* _WHAT THE EXERCISE ASKS_: Leaving every image behind, reproduce the records word for word.

* _EXTRACTED INFORMATION_:
⁂

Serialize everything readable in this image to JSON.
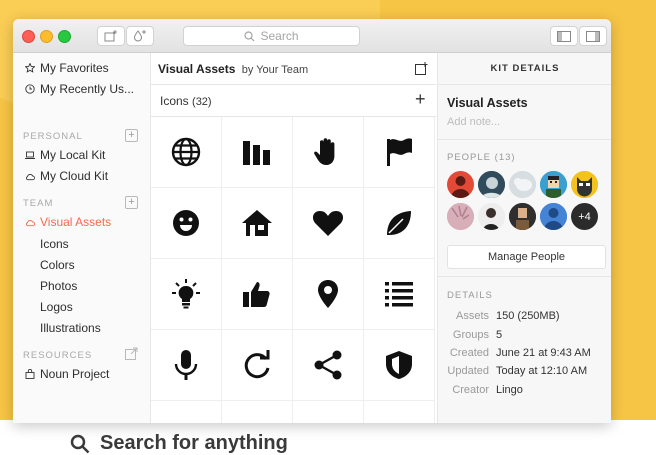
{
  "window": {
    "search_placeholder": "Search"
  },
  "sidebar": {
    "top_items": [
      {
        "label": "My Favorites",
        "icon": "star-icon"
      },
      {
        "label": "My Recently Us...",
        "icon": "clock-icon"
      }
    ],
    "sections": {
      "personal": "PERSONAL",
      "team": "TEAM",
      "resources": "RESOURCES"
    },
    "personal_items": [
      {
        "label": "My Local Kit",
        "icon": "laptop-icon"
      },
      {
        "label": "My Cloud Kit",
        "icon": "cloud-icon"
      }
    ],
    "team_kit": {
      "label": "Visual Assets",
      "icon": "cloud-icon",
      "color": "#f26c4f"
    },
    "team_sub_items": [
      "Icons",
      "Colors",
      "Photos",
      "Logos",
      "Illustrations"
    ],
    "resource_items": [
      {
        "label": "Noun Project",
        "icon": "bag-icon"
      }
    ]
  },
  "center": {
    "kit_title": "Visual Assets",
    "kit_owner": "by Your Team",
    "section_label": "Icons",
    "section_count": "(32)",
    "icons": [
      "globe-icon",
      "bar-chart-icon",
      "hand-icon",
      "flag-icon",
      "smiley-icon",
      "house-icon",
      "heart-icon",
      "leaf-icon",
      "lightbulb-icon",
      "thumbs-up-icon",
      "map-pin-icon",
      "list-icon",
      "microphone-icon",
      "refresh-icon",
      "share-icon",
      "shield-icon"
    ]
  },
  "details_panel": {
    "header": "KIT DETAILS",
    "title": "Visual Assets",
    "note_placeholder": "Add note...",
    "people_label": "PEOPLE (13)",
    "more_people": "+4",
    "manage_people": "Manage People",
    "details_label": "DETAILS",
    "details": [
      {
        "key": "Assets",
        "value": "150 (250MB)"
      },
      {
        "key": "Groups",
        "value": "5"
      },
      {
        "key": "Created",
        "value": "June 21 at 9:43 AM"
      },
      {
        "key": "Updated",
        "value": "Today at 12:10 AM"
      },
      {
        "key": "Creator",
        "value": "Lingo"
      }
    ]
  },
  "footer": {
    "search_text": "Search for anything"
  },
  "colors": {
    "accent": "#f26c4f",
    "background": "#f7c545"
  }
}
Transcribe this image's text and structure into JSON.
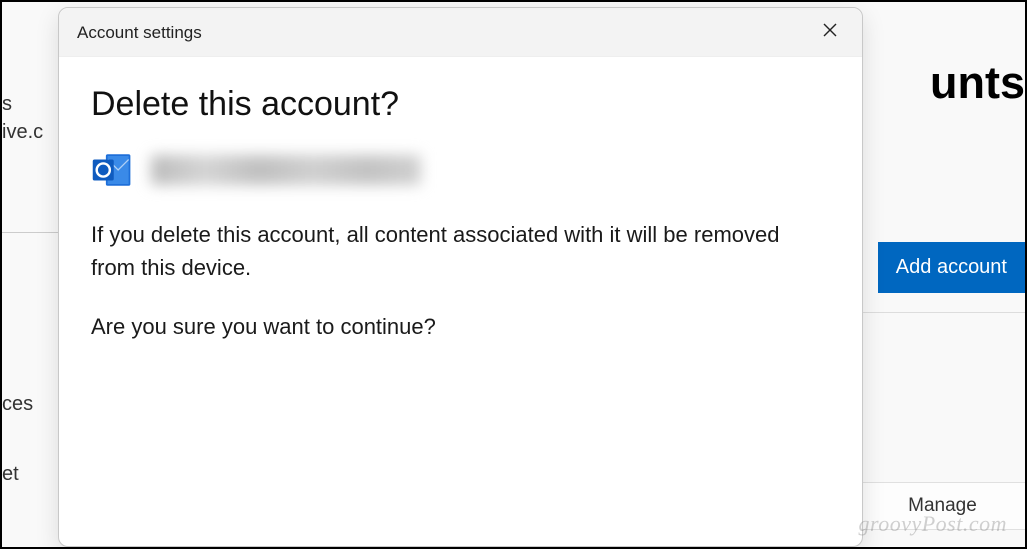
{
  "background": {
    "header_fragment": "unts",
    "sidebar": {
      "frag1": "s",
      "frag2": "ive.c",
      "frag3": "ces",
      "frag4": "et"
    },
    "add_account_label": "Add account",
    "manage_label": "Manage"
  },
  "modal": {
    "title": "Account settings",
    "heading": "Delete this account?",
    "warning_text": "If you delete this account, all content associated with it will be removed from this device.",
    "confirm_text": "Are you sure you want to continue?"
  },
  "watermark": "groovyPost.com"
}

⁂

* _REPLY_:
Serialize everything readable in this image to JSON.
{
  "window": {
    "search_placeholder": "Search"
  },
  "sidebar": {
    "top_items": [
      {
        "label": "My Favorites",
        "icon": "star-icon"
      },
      {
        "label": "My Recently Us...",
        "icon": "clock-icon"
      }
    ],
    "sections": {
      "personal": "PERSONAL",
      "team": "TEAM",
      "resources": "RESOURCES"
    },
    "personal_items": [
      {
        "label": "My Local Kit",
        "icon": "laptop-icon"
      },
      {
        "label": "My Cloud Kit",
        "icon": "cloud-icon"
      }
    ],
    "team_kit": {
      "label": "Visual Assets",
      "icon": "cloud-icon",
      "color": "#f26c4f"
    },
    "team_sub_items": [
      "Icons",
      "Colors",
      "Photos",
      "Logos",
      "Illustrations"
    ],
    "resource_items": [
      {
        "label": "Noun Project",
        "icon": "bag-icon"
      }
    ]
  },
  "center": {
    "kit_title": "Visual Assets",
    "kit_owner": "by Your Team",
    "section_label": "Icons",
    "section_count": "(32)",
    "icons": [
      "globe-icon",
      "bar-chart-icon",
      "hand-icon",
      "flag-icon",
      "smiley-icon",
      "house-icon",
      "heart-icon",
      "leaf-icon",
      "lightbulb-icon",
      "thumbs-up-icon",
      "map-pin-icon",
      "list-icon",
      "microphone-icon",
      "refresh-icon",
      "share-icon",
      "shield-icon"
    ]
  },
  "details_panel": {
    "header": "KIT DETAILS",
    "title": "Visual Assets",
    "note_placeholder": "Add note...",
    "people_label": "PEOPLE (13)",
    "more_people": "+4",
    "manage_people": "Manage People",
    "details_label": "DETAILS",
    "details": [
      {
        "key": "Assets",
        "value": "150 (250MB)"
      },
      {
        "key": "Groups",
        "value": "5"
      },
      {
        "key": "Created",
        "value": "June 21 at 9:43 AM"
      },
      {
        "key": "Updated",
        "value": "Today at 12:10 AM"
      },
      {
        "key": "Creator",
        "value": "Lingo"
      }
    ]
  },
  "footer": {
    "search_text": "Search for anything"
  },
  "colors": {
    "accent": "#f26c4f",
    "background": "#f7c545"
  }
}
Transcribe this image's text and structure into JSON.
{
  "background": {
    "header_fragment": "unts",
    "sidebar": {
      "frag1": "s",
      "frag2": "ive.c",
      "frag3": "ces",
      "frag4": "et"
    },
    "add_account_label": "Add account",
    "manage_label": "Manage"
  },
  "modal": {
    "title": "Account settings",
    "heading": "Delete this account?",
    "warning_text": "If you delete this account, all content associated with it will be removed from this device.",
    "confirm_text": "Are you sure you want to continue?"
  },
  "watermark": "groovyPost.com"
}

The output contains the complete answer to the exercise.